The department “must weigh their own interests in moving forward with the investigation, and ask the court for a fairly short turnaround time,” said Ms. McCord, a professor at Georgetown University Law Center. “There are a number of things they can do to make it manageable, in favor of forgoing an appeal which could take months, and maybe more than a year to be decided.”
Andrew C. McCarthy, a former federal prosecutor who regularly writes for the conservative-leaning National Review, initially believed prosecutors would quickly appeal, but now thinks the department could end up focusing its efforts on selecting a special master who will get the job done quickly, with a minimal disruption of the investigation.
Mr. McCarthy said department officials could be thinking that “it will probably be worth their while to swallow hard and wait if the person is a serious candidate, rather than roll the dice on an appeal.”

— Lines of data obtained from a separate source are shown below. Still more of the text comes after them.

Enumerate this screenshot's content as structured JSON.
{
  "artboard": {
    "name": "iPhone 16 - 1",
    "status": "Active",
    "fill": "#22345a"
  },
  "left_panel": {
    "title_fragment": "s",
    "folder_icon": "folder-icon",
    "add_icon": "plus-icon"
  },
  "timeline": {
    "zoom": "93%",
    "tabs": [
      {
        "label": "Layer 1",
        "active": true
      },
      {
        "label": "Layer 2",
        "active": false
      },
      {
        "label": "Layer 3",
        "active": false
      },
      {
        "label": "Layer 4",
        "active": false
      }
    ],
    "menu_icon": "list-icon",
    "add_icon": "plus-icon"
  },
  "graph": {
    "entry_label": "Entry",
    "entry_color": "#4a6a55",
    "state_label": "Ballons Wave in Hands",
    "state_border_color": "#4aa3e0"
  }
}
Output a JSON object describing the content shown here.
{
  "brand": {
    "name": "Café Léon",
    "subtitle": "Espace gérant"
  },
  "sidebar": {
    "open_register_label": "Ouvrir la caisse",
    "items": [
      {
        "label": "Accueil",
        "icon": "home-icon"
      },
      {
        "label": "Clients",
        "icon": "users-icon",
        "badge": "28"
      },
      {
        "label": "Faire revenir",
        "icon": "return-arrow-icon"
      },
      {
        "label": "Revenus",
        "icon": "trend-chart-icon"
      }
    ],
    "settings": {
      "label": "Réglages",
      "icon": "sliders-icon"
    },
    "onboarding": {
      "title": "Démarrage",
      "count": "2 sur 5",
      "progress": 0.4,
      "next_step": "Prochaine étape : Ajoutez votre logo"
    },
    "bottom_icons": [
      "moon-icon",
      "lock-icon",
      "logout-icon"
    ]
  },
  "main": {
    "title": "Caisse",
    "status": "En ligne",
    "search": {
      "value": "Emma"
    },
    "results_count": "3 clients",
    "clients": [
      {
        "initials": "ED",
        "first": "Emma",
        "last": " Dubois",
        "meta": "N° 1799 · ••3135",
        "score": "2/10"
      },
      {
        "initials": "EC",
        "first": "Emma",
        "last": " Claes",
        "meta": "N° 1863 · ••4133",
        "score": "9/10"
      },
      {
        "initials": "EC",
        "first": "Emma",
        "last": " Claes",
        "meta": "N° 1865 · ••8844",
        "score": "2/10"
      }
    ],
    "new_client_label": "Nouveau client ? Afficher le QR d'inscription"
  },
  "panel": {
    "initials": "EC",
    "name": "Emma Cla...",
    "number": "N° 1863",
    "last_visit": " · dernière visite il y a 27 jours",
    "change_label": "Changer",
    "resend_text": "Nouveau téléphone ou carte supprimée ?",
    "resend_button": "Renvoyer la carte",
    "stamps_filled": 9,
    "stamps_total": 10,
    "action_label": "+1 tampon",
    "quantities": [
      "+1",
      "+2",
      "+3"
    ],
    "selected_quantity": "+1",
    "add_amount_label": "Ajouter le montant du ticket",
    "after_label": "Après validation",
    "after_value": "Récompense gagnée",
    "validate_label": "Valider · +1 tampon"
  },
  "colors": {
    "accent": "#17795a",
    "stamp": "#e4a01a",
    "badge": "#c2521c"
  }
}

But Judge Cannon’s decision is simply too broad and provocative to simply ignore, some legal experts say. She not only rejected the Justice Department’s argument that Mr. Trump be treated like any other investigative subject, but also suggested that some of the material taken from Mar-a-Lago might be subject to claims of executive privilege.
In doing so, the judge wrote that she was “not convinced” of the government’s assertion that executive privilege did not apply to the documents recovered from Mar-a-Lago, creating a process by which Mr. Trump’s lawyers could potentially seek to reclaim materials related to his internal communications as president. The government cited legal precedent, arguing that such protections lapsed when Mr. Trump left office.
“It’s all so weird and disruptive,” Alan Rozenshtein, a former Justice Department official who now teaches at the University of Minnesota Law School, said of the ruling. “But I think D.O.J. does have to appeal.”
If the department chooses to pursue an all-out challenge of Judge Cannon’s ruling, then loses on appeal, it risks enshrining a broader and potentially more elastic definition of executive authority in precedent that might jeopardize efforts to hold Mr. Trump, and future presidents, to account.
Daniel C. Richman, a former federal prosecutor and a law professor at Columbia University, said that if the documents case became a referendum on redefining executive privilege, rather than a straightforward criminal investigation rooted in statute and established precedent, it could affect the Justice Department’s expanding investigation into Mr. Trump’s actions on Jan. 6, 2021.
Does the department want “an opinion out there that has a truly expansive and dangerous view of what executive privilege covers?” Mr. Richman asked.
Stanley Brand, a veteran criminal defense lawyer who has represented the Trump aide Dan Scavino in his dealings with the House committee investigating the Jan. 6. riot, said the department had few good options.
“To some extent, deciding not to challenge the decision at all — and just accepting the special master — might be the safest course of all, because it’s always uncharted waters whenever you take something to an appeals court,” he said.
Liberals have urged Mr. Garland to appeal the ruling on principle. And over the past week, they have picked up an unlikely ally — William P. Barr, Mr. Trump’s former attorney general, who told Fox News on Tuesday that Judge Cannon’s ruling “was wrong, and I think the government should appeal it.”
The Justice Department and Mr. Trump’s legal team declined to comment.
But advisers to the former president are already proceeding as if the appointment of the special master were an accomplished fact — and have begun considering several potential candidates who would be acceptable to the court, including former judges, according to a person familiar with the situation.